His luck ran out.
An MTA worker was fired after abusing paid sick leave over several years to spend extended weekends gambling at a casino in Atlantic City, according to a report from the office of Inspector General Carolyn Pokorny.
The now-former employee — a traffic checker for New York City Transit not identified by name in the documents — crapped out after running the scam at least between March 2018 and February 2020, pocketing some 75 hours in sick pay equivalent to $1,380, according to the report, to be released later Monday.
The grifter, who was hired by NYCT in 2007, first applied for and was granted paid sick time under the Family Medical Leave Act in 2017, citing a “serious health condition” not specified in the documents.
Between Jan. 2018 and March 2020, the worker took approximately 70 days of leave under the act — but on at least a dozen occasions, he actually spent the time playing the slots at Atlantic City’s Tropicana Resort and Casino, according to the probe.
Investigators reviewed hotel records from the Tropicana, as well as activity on the worker’s “gold player card,” that showed he stayed overnight at the casino roughly once a month and tried to beat the one-armed bandit.
On at least 12 occasions, the worker used the FMLA to start his weekend getaways a day early or end them a day late, investigators found.
All told for those dates, the worker cashed in for approximately 75 hours under the FMLA, to the tune of about $1,380, according to the audit.
Under questioning by investigators from the inspector general’s office, the worker at first insisted that he only went to the Tropicana on his scheduled days off, the report states.
Confronted with evidence that he was, on multiple occasions, in Atlantic City beyond his weekend, the worker then admitted to sometimes staying late when experiencing side effects from his medication so serious that they prevented him from traveling, the report continues.

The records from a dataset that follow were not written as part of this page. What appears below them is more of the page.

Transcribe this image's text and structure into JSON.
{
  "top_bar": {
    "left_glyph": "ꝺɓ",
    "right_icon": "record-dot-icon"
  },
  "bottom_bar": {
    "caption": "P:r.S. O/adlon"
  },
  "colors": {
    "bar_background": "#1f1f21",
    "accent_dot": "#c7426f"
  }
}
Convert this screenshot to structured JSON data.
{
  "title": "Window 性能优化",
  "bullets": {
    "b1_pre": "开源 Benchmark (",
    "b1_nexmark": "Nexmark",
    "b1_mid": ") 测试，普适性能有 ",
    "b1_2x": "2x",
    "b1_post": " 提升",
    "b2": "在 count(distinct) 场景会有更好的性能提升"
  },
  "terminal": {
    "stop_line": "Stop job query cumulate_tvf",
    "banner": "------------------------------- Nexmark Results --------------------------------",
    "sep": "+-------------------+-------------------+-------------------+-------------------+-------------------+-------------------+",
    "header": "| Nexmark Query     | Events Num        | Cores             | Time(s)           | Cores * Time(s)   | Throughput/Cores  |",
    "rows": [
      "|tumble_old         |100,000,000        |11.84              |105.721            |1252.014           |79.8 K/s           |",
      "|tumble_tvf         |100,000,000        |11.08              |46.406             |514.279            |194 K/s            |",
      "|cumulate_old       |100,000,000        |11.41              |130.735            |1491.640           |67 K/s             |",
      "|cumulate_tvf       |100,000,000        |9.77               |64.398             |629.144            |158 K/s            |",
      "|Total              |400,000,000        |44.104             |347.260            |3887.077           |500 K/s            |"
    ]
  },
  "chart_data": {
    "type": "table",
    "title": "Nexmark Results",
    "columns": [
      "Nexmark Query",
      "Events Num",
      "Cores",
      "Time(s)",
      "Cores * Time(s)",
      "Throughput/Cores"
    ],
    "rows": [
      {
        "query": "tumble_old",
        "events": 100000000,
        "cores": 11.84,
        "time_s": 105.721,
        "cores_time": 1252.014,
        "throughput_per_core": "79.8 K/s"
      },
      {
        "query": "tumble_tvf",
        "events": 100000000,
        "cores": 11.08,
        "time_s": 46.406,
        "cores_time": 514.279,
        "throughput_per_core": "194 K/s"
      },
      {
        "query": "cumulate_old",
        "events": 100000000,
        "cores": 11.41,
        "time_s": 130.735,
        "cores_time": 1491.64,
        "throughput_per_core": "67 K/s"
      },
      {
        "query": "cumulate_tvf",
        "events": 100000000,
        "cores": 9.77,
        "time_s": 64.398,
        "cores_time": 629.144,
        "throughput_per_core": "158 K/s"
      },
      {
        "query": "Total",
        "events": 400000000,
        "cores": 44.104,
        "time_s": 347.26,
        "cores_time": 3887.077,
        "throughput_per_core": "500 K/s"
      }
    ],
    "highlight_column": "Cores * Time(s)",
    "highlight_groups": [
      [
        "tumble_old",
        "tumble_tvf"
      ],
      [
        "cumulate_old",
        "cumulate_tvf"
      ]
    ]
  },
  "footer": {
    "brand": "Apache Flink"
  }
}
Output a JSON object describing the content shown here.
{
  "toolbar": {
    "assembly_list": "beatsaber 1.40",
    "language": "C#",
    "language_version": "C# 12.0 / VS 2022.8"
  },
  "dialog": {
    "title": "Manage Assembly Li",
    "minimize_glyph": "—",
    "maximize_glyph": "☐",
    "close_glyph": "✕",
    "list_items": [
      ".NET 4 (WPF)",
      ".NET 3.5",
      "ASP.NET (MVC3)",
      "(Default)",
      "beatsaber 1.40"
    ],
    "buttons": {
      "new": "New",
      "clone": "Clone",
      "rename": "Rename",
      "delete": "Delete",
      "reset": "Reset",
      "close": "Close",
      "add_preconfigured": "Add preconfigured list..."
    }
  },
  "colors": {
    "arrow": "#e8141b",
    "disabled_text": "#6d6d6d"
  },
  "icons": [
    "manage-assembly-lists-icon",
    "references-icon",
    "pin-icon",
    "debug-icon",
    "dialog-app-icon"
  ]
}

In a November letter to the MTA, the OIG recommended that the worker face penalties up to termination.
He was brought up on disciplinary charges and his firing was approved that same month.
The traffic checker requested and was granted an arbitration hearing, but the ruling was affirmed earlier this month.
“This employee didn’t just gamble in a casino while calling out sick. He gambled with his job,” said MTA spokesman Shams Tarek. “This was a clear violation of the public trust, which is why when we learned about it we acted quickly and he was terminated through our grievance and arbitration process.”
The inspector general’s office in recent years has made a point of cracking down on overtime abuse — a pattern that has included at least one other MTA employee heading to Atlantic City on company time.